What You Don’t Know About Being Rich

Originally published on November 19, 2019:

I’m a straight, single, cisgender woman who has been dating in New York for 5 years.

Send help.

But because I believe in the importance of turning my experiences into something useful for others, here’s an insight for single men looking to meet someone special, even if you define “special” as “for the next 3 hours.”

Guys I’ve dated have fallen into 1 of 2 categories:

Men Who Want More Money

Guys who’d love a major windfall—or at least a 15% raise, where 95% of people live. They want nicer things, a safety net, a bigger place, and the ability to go to fancier places. They want, perhaps, to feel more valued at work. At the root is self-consciousness about how much they make—and how can you blame them? We’ve sadly drilled into the collective consciousness that income is roughly equal to a male’s worth as a human being, just as we’ve come to the way that women have been conditioned to prioritize their appearance.

Men Who Know That They Have Lots of Money

If they don’t live in Obviously Expensive Buildings, they’re in Amazing Places inside more modest buildings. Maybe they’ve come to this level of comfort another way—by birth, upbringing, schooling, surname, associations.

Socioeconomic class is revealed in the obvious cues: job/title, their relationship to work, their level of autonomy at work, what they tend to notice, and what they get stressed out about. Other cues are more subtle—think of body language, posture, speaking ability, physique, clothes/shoes (brand, coordination, upkeep, how well they’re tailored), accessories (think of watches and belts and cuff links), and even their haircut.

When guys who know that they’re rich are dating, deep down, they tend to be paranoid that women only want them for their money or connections.

Imagine yourself as a billionaire, for a second: 99% of the people around you on a daily basis are explicitly around you for your money. They’re the employees, people you’ve hired, subjects of business deals, clerks and servers and drivers. People you contract out and hire will charge as much as humanly possible. Family members whose ability to pay their mortgage or maintain a vacation home requires staying on your good side. How can you not get paranoid after a while?

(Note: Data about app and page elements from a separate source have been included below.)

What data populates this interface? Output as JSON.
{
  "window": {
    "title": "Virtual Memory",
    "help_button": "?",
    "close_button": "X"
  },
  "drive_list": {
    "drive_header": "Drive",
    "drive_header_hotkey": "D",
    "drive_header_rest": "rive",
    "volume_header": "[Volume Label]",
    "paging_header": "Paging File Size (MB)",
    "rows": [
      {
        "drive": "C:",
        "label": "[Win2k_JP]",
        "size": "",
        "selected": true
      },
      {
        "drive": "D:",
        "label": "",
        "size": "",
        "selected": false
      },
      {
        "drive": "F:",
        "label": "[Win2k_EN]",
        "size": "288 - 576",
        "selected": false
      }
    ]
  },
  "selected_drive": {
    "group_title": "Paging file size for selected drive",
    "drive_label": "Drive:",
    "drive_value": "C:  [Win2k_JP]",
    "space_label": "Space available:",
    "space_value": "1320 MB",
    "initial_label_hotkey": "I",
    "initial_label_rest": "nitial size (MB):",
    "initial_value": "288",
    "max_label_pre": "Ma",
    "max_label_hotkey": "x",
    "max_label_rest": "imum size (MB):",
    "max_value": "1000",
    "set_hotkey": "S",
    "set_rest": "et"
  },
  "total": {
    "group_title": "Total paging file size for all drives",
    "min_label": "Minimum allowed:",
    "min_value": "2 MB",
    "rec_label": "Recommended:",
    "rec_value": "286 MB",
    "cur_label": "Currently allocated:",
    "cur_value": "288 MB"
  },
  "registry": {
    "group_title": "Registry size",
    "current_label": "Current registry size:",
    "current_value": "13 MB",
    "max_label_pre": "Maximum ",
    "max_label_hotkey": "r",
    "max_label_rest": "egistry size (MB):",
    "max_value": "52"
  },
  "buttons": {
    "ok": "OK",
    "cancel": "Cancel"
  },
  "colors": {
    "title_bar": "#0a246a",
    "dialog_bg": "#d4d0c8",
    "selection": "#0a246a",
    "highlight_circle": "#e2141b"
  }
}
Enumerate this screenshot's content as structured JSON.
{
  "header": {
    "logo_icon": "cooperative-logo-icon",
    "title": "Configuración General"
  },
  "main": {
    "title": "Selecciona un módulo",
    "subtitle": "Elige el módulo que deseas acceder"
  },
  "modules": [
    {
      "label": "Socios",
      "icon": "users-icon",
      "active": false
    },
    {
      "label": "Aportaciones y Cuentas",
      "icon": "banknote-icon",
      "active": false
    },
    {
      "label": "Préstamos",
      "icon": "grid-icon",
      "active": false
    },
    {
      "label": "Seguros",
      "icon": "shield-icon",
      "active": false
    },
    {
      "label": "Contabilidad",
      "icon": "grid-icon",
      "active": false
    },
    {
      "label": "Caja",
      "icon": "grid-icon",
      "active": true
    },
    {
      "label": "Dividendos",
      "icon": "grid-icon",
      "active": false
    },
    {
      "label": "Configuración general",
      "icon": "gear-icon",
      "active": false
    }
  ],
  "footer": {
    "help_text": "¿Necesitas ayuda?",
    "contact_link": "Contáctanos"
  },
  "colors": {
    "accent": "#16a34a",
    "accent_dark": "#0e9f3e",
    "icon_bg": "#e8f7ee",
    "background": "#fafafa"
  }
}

It reminds me of rule #6, in If Life is a Game, These Are the Rules:

“‘There’ is no better than ‘here.’ When your there has become your here, you will simply obtain another there that will again look better than here.”

From the book, If Life is a Game, These are the Rules by Cherie Carter-Scott

So here’s what I wish that ALL guys—especially those dating and peacocking in the ever salary-conscious city of New York—knew. What’s more important/attractive than you what you have is your relationship to what you have.

The worst and most uncomfortable outings are with the overly self-conscious, the apologetic, the people who are constantly comparing themselves to the ghost in the room, needlessly stressing themselves out.

People are less interested in what you have, and more interested in how comfortable you are with yourself.

It’s not how much you have. It’s the difference between what you have and what you spend. If you have more than you spend, you’re rich. If you spend more than you have, you’re not. If you live cheaply, it’s easy to be free.
Derek Sivers